- If I want a crumbly crust, I simply press the dough into the pie dish. And for a flaky one, I roll out the dough.
- After watching how easy is to roll out the dough (thank you Rachel Allen), sandwiched in a clingfilm, I’m a fan of the method. You won’t even need flour for dusting. Also, when you’re rolling out the dough, it should feel a little tough to roll out. This way you know that the butter is absolutely cold.
- Once rolled out, peel off the upper sheet of cling film and gently invert the rolled dough into the pie dish. Again, be gentle.
- After transferring the dough into the pie dish, first press the dough into the dish and then trim off the edges. Otherwise you will end up with shorter edge. Yes, I’m talking from experience. Also, correctly fitted dough stays put when it is baked and doesn’t shrink. Crimp the edges if you want it to look a little fancy.
- Baking blind is important. It will dry the surface of the crust and help maintain the texture when baked again with the filling. Another nifty trick I picked up when watching Rachel Allen Bake was that she’d brush the inside of the pie after its partially baked with a beaten egg and pop it into an oven for another few minutes. This seals the pie and gets you another step closer to a non-soggy base.
- To blind-bake, after fitting the rolled out dough into the pie, place a piece of parchment in it and fill it with beans or pie weights. More than that I love this tip from Dorie Greenspan – you should butter the inside of the pie crust, before placing a piece of foil and beans for blind baking. Yay for extra butter!
- While baking blind, if you think the edges are browning quicker than you think, wrap some aluminium foil around it.
- When to bake blind? Rule of thumb: for fruit and liquidy fillings bake blind.
- Add your own tips in the comments and share what you think is absolutely necessary to achieve that perfect crust!
Now go on and bake your favourite pie!
Minimally adapted from: Dorie Greenspan
Yield: 9 inch single crust
1 ½ cups all purpose flour
2 tbsp caster sugar
1 ½ stick butter
1/4th cup ice water
1 egg, beaten
- In a bowl, stir the dry ingredients together.
- Add the pieces of cut butter into this and either cut with a pastry cutter or food processor until the mixture looks like coarse breadcrumbs with a lot of larger pea sized chunks of butter as well.
- Add the water a spoonful at a time until the dough holds itself together without being too dry.

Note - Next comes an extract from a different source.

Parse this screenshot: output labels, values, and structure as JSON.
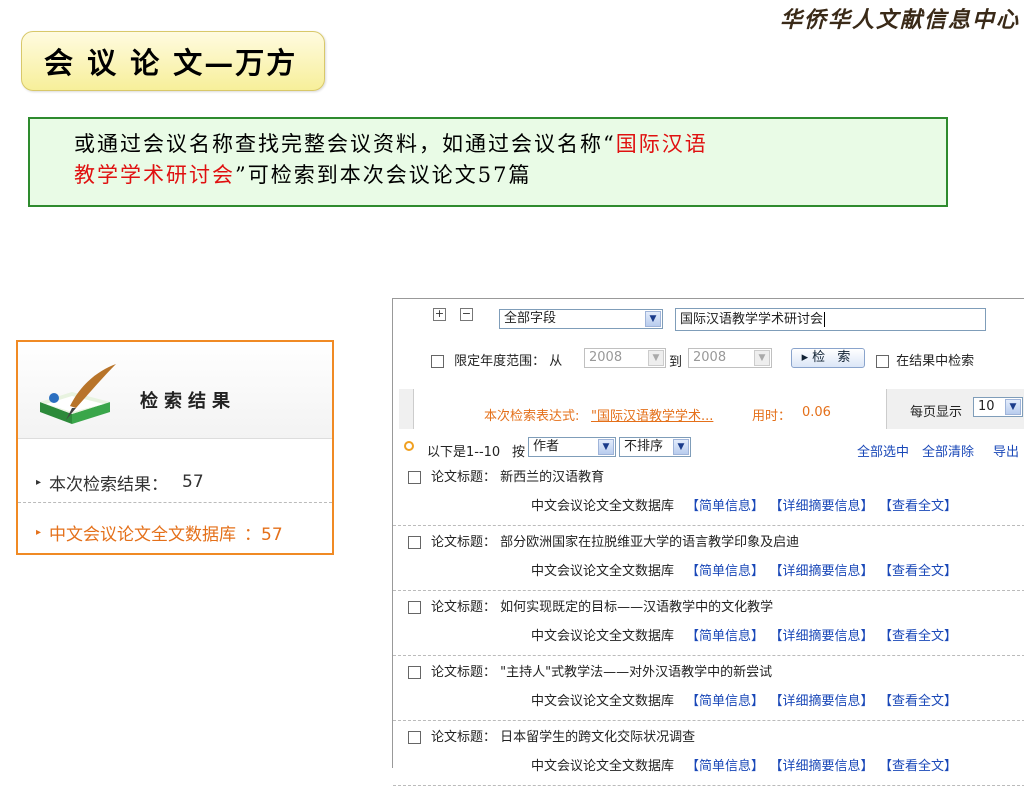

- Transfer this to a Ziploc bag and put it into the refrigerator for an hour or the freezer for a little lesser time.
- Butter a 9 inch pie dish and pop it into the freezer as well.
- Now roll out the dough between two sheets of cling film. Transfer to the pie dish, press into the dish and refrigerate it for another 30 minutes or until it has firmed up. Poke some holes into the crust with a fork.
- While the pie crust is chilling in the freezer, preheat the oven to 400F/200C.
- Butter the shiny side of the foil and stick it tightly to the crust. Fill with dried beans and bake for 25 minutes.
- If the crust has puffed up then push it back down with the back of the spoon. Now brush this with some beaten egg and pop it back into the oven for another 5-7 minute minutes.
- Let this cool before filling it in with anything. Remember, this is partially bakes. for a fully baked pie crust, pop it back into the oven for another 10 minutes or until golden in colour.
Cinnamon Apple Filling:
4 granny smith apples – peeled, cored and sliced
4-5 tbsp sugar
1 tsp cinnamon
2 tbsp butter
2 tbsp butter
- Sprinkle 2 tbsp sugar and ½ tsp cinnamon on the base of the pre-baked pie crust.
- Arrange the apples in a concentric fashion starting out on the edge and moving inwards.
- Sprinkle the top with the remaining cinnamon and sugar. Dot with a little butter.
- Bake the pie for 15-20 minutes until the apples look like they’re done.
- Glaze with some jelly + water mixture for a shiny look.
- Serve with whipped cream or mascarpone cheese. YUM!